There are few things more depressing than sitting in one of the Middle Eastern digital conferences listening to the Ministerial Keynote. The Internet, we are invariably told, is important. Now you count two seconds, one Mississippi two Mississippi as The Great Man scans the room, his arms held stiff and his hands grip the lectern. And young people are important. The future, he beams sagely at a thousand people tweeting Get this fool off the stage, is broadband.
Mired in an analogue mindset and born of vested interest and opacity, many of the key players in our region’s governments don’t seem to appreciate the vastness of the economic opportunity the Internet represents – or the dire threat it poses to the unwary.
The urgent need of the hour is for governments to drive to integrate their work with the needs of the digital age. From education through finance, labour law and customs practises, there are huge obstacles regional start-ups, particularly in e-commerce, face. That a number of pioneers are finding ways around these needless barriers is nothing short of amazing, but it mustn’t mask the central fact – most of the Middle East remains desperately behind the curve, despite the real and fast-growing repository of talent in the region. Startups are increasing despite governments and our financial sector, not because of them.
Middle East ecommerce, the greatest growth market opportunity this century, is on the cusp of explosive growth. Whether the region becomes a contributor to the wave of innovation and shapes its own destiny or becomes a marginalised minor consumer market for the global players could be in the hands of those very ministers.
Read more opinion from Alexander McNabb
We are all publishers (Mar 2012)
The Freedom Meme (Sep 2011)

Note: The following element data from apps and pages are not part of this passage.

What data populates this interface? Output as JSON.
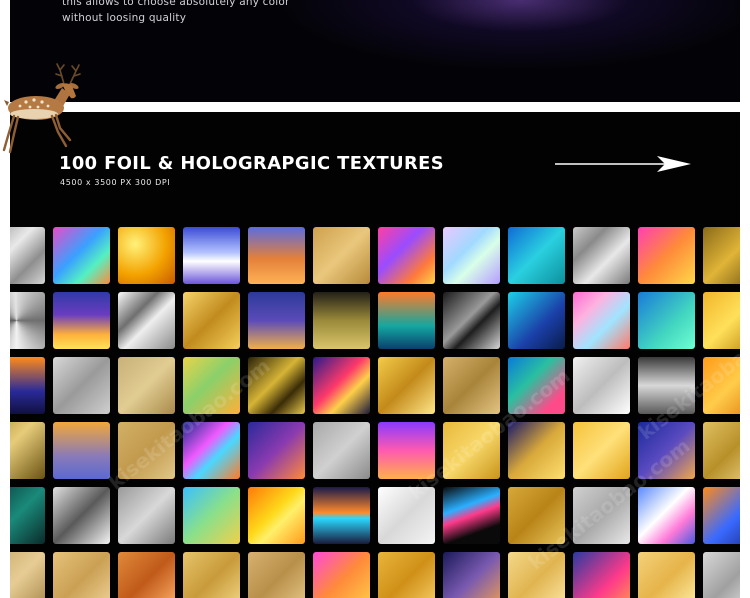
{
  "intro": {
    "line1": "this allows to choose absolutely any color",
    "line2": "without loosing quality"
  },
  "headline": "100 FOIL & HOLOGRAPGIC TEXTURES",
  "subline": "4500 x 3500 PX 300 DPI",
  "icons": {
    "arrow": "arrow-right-icon",
    "deer": "deer-icon"
  },
  "colors": {
    "background": "#020203",
    "text": "#ffffff"
  },
  "watermarks": [
    "kisekitaobao.com",
    "kisekitaobao.com",
    "kisekitaobao.com",
    "kisekitaobao.com"
  ],
  "textures": [
    [
      "linear-gradient(135deg,#9a9a9a,#e9e9e9 40%,#8e8e8e 70%,#d6d6d6)",
      "linear-gradient(135deg,#e84cc7,#39a1ff 45%,#55f0c3 70%,#ff8a3c)",
      "radial-gradient(circle at 30% 30%,#fff27a,#f3a200 55%,#c75a00)",
      "linear-gradient(180deg,#3b4bd6,#b3c3ff 45%,#ffffff 60%,#6c55d9)",
      "linear-gradient(180deg,#5b6be0,#e3803a 55%,#ffb155)",
      "linear-gradient(135deg,#cfa14e,#e9c77c 50%,#b78a3a)",
      "linear-gradient(135deg,#ff3fa0,#9a4cff 40%,#ff7a3a 75%,#ffd34a)",
      "linear-gradient(135deg,#e8c9ff,#a1d9ff 40%,#d8ffe8 60%,#b69cff)",
      "linear-gradient(135deg,#0f6bd6,#2ad0e0 50%,#0c8f9c)",
      "linear-gradient(135deg,#c9c9c9,#8a8a8a 30%,#e8e8e8 60%,#7a7a7a)",
      "linear-gradient(135deg,#ff3fb3,#ff8a3a 50%,#ffd84a)",
      "linear-gradient(135deg,#8a6a1a,#e0b437 50%,#6e5312)"
    ],
    [
      "conic-gradient(from 0deg,#dcdcdc,#6f6f6f,#f2f2f2,#5a5a5a,#e6e6e6)",
      "linear-gradient(180deg,#303aa8,#6a3dbf 40%,#ffb13a 75%,#ffe35a)",
      "linear-gradient(135deg,#fafafa,#6f6f6f 35%,#eeeeee 55%,#8a8a8a)",
      "linear-gradient(135deg,#f6d36a,#c18b1e 50%,#f4cf5c)",
      "linear-gradient(180deg,#2c3a9a,#5b4bb8 50%,#f0b04a)",
      "linear-gradient(180deg,#232018,#9a8a3a 50%,#d9c56a)",
      "linear-gradient(180deg,#ff7a2a,#13a7a0 60%,#0b3f6e)",
      "linear-gradient(135deg,#1a1a1a,#9a9a9a 45%,#1e1e1e 60%,#d8d8d8)",
      "linear-gradient(135deg,#1dd0e8,#1a3fa8 60%,#0a1c4a)",
      "linear-gradient(135deg,#ff6ad1,#ffb2e0 30%,#a1e4ff 60%,#ff7a6a)",
      "linear-gradient(135deg,#1a7ad8,#43d6c0 60%,#70ffd3)",
      "linear-gradient(135deg,#f2b52a,#ffe05a 50%,#b8820e)"
    ],
    [
      "linear-gradient(180deg,#ff8a1a,#2a2a9a 60%,#101040)",
      "linear-gradient(135deg,#d8d8d8,#9a9a9a 50%,#cfcfcf)",
      "linear-gradient(135deg,#c9b07a,#e1cc92 50%,#a88a4a)",
      "linear-gradient(135deg,#e8d44a,#8ad06a 45%,#ffb03a)",
      "linear-gradient(135deg,#2a2208,#d6b436 45%,#3a2c08 70%,#e8c84a)",
      "linear-gradient(135deg,#2a1a8a,#ff3a6a 45%,#ffd04a 65%,#1a1a3a)",
      "linear-gradient(135deg,#f3cc4a,#c38a1a 50%,#ffe68a)",
      "linear-gradient(135deg,#d6b06a,#a8843a 50%,#e4c484)",
      "linear-gradient(135deg,#0a7ad8,#2ac0a0 40%,#ff4a8a 80%)",
      "linear-gradient(135deg,#f0f0f0,#bdbdbd 50%,#ffffff)",
      "linear-gradient(180deg,#3a3a3a,#d8d8d8 50%,#5a5a5a)",
      "linear-gradient(135deg,#ff9a1a,#ffcc4a 50%,#e07a0a)"
    ],
    [
      "linear-gradient(135deg,#b8943a,#e6cc7a 40%,#6a5212)",
      "linear-gradient(180deg,#f0a83a,#8a7ab8 60%,#5a6ad0)",
      "linear-gradient(135deg,#d2b066,#c29a4e 50%,#e2c78a)",
      "linear-gradient(135deg,#1a2a8a,#f05aff 40%,#4ad8ff 60%,#ff7a2a)",
      "linear-gradient(135deg,#2a2a9a,#8a3ab0 50%,#ff8a3a)",
      "linear-gradient(135deg,#a8a8a8,#d0d0d0 50%,#8a8a8a)",
      "linear-gradient(180deg,#8a3aff,#ff5ab0 50%,#ffb04a)",
      "linear-gradient(135deg,#e8b83a,#f8d86a 50%,#c8941a)",
      "linear-gradient(135deg,#1a1a6a,#d8a83a 50%,#ffe070)",
      "linear-gradient(135deg,#f6c23a,#ffe07a 50%,#e0a41a)",
      "linear-gradient(135deg,#1a2a9a,#5a4ac0 50%,#f0a84a)",
      "linear-gradient(135deg,#e0c060,#b8902a 50%,#f0d488)"
    ],
    [
      "linear-gradient(135deg,#0a3a3a,#1a8a7a 50%,#0a2a2a)",
      "linear-gradient(135deg,#e0e0e0,#5a5a5a 50%,#f4f4f4)",
      "linear-gradient(135deg,#9a9a9a,#d8d8d8 50%,#7a7a7a)",
      "linear-gradient(135deg,#3ac0ff,#8ae08a 50%,#f0d04a)",
      "linear-gradient(135deg,#ff7a0a,#ffd81a 45%,#fff06a 60%,#ff9a1a)",
      "linear-gradient(180deg,#1a1a4a,#ff8a2a 45%,#2ad8ff 55%,#1a1a3a)",
      "linear-gradient(135deg,#ffffff,#d8d8d8 50%,#f4f4f4)",
      "linear-gradient(160deg,#0a0a0a,#2ab0ff 35%,#ff3a8a 50%,#0a0a0a 75%)",
      "linear-gradient(135deg,#d8a83a,#b88418 50%,#e8c45a)",
      "linear-gradient(135deg,#d0d0d0,#a8a8a8 50%,#e8e8e8)",
      "linear-gradient(135deg,#5a8aff,#ffffff 45%,#ff7ad8 70%,#4a5ae0)",
      "linear-gradient(135deg,#ff8a1a,#3a6aff 55%,#1a2a8a)"
    ],
    [
      "linear-gradient(135deg,#c8a86a,#e6cc94 50%,#a8884a)",
      "linear-gradient(135deg,#e6c27a,#caa054 50%,#f0d49a)",
      "linear-gradient(135deg,#e08a3a,#c05a1a 50%,#ffb06a)",
      "linear-gradient(135deg,#e6c46a,#c89a3a 50%,#f4d888)",
      "linear-gradient(135deg,#d8b070,#b8904a 50%,#e8c88a)",
      "linear-gradient(135deg,#ff4ad8,#ff8a3a 50%,#ffd04a)",
      "linear-gradient(135deg,#e8b43a,#d09018 50%,#f8d06a)",
      "linear-gradient(135deg,#1a1a5a,#7a5ab0 50%,#f0a050)",
      "linear-gradient(135deg,#f4d88a,#e0b450 50%,#ffe8a8)",
      "linear-gradient(135deg,#2a3aa0,#ff3a8a 60%,#ff9a4a)",
      "linear-gradient(135deg,#f4d07a,#e6b44a 50%,#fff0a8)",
      "linear-gradient(135deg,#d8d8d8,#a0a0a0 50%,#f0f0f0)"
    ]
  ]
}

Who’s Afraid Of A Regulated Web? (May 2011)
Should you outsource your conversation? (Jan 2010)
The Sustainable Corporation (Sep 2010)